Even though no names were added to the memorial this month, there are still at least 5,000 people in Toronto who don’t have housing.
“I’m sure there have been people who died last month,” said Greg Cook, one of the homeless memorial organizers. “We just haven’t been able to collect the names.”
As the rental housing crisis continues to worsen, the number of names on the memorial will continue to climb.
At the same time, the federal government remains committed to cutting its investments in affordable housing over the next four years.
In 2010, the Conservatives spent a little over $3 billion dollars.

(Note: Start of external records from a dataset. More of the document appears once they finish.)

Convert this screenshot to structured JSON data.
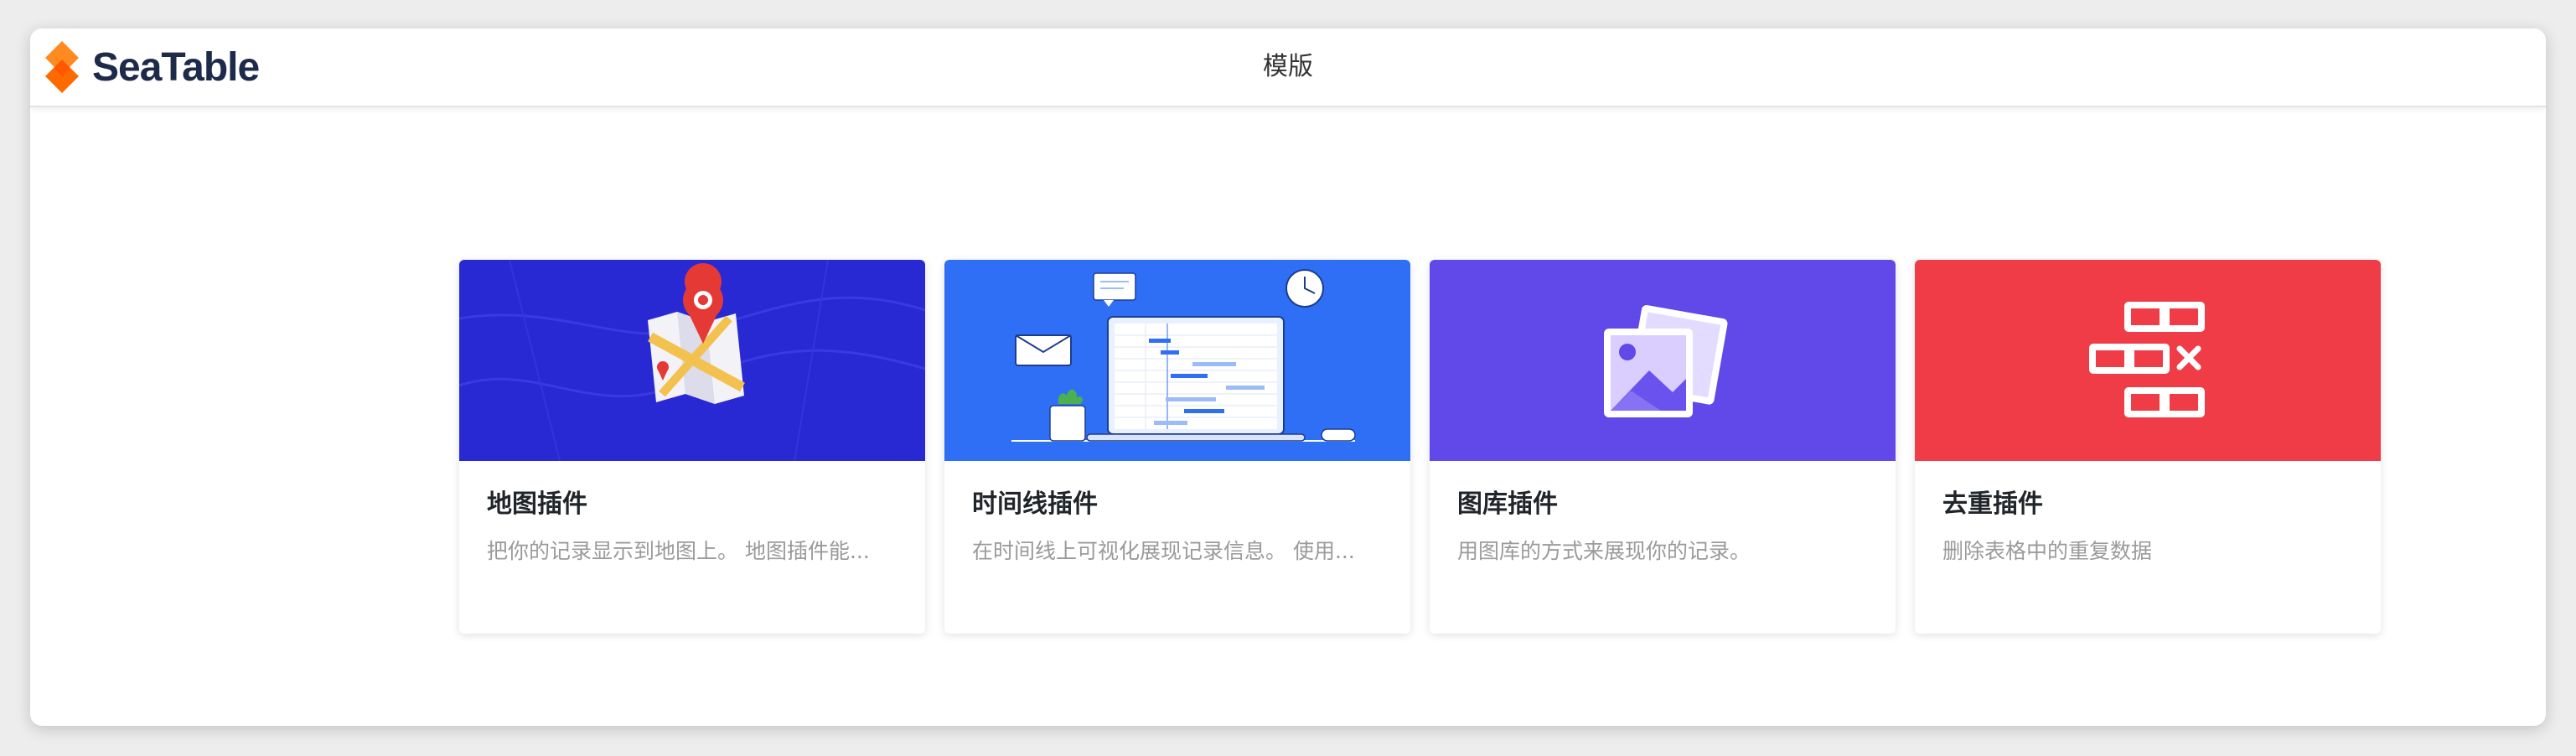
{
  "app": {
    "logo_text": "SeaTable",
    "page_title": "模版"
  },
  "colors": {
    "map_banner": "#2929d4",
    "timeline_banner": "#2f6ff6",
    "gallery_banner": "#6148e8",
    "dedupe_banner": "#ef3c47",
    "logo_orange": "#ff7a1a"
  },
  "cards": [
    {
      "title": "地图插件",
      "description": "把你的记录显示到地图上。 地图插件能...",
      "icon": "map-pin-icon"
    },
    {
      "title": "时间线插件",
      "description": "在时间线上可视化展现记录信息。 使用...",
      "icon": "timeline-laptop-icon"
    },
    {
      "title": "图库插件",
      "description": "用图库的方式来展现你的记录。",
      "icon": "gallery-icon"
    },
    {
      "title": "去重插件",
      "description": "删除表格中的重复数据",
      "icon": "deduplicate-icon"
    }
  ]
}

But by 2016, that amount will be down to $1.7 billion dollars.
The National Affordable Housing Initiative, a program to build new homes across Canada, will be terminated.
And the National Homelessness Program, a program that provides a small amount of funding to organizations that provide transitional housing, food programs and medical clinics, will also come to an end in 2014.
“So it’s more important than ever that we raise our voices,” said housing activist and former TDRC member Michael Shapcott.
“That we expect our federal government to meet the housing needs of Canadians.”
In the meantime, many homeless will rely even more on the Out of the Cold Program, a volunteer initiative that consists of congregations from faith groups, community members and advocates who provide safe refuge, hospitality and emergency shelter to the homeless community, that celebrated its 25th anniversary in January.
“The mystery, as we all know it, is that they (homeless people) show us what real love and compassion is,” said Sister Susan, a co-founder of the Out of the Cold Program.
“So this day is dedicated to those throughout the world who do not have enough to eat, that do not have enough shelter, that are cast aside.”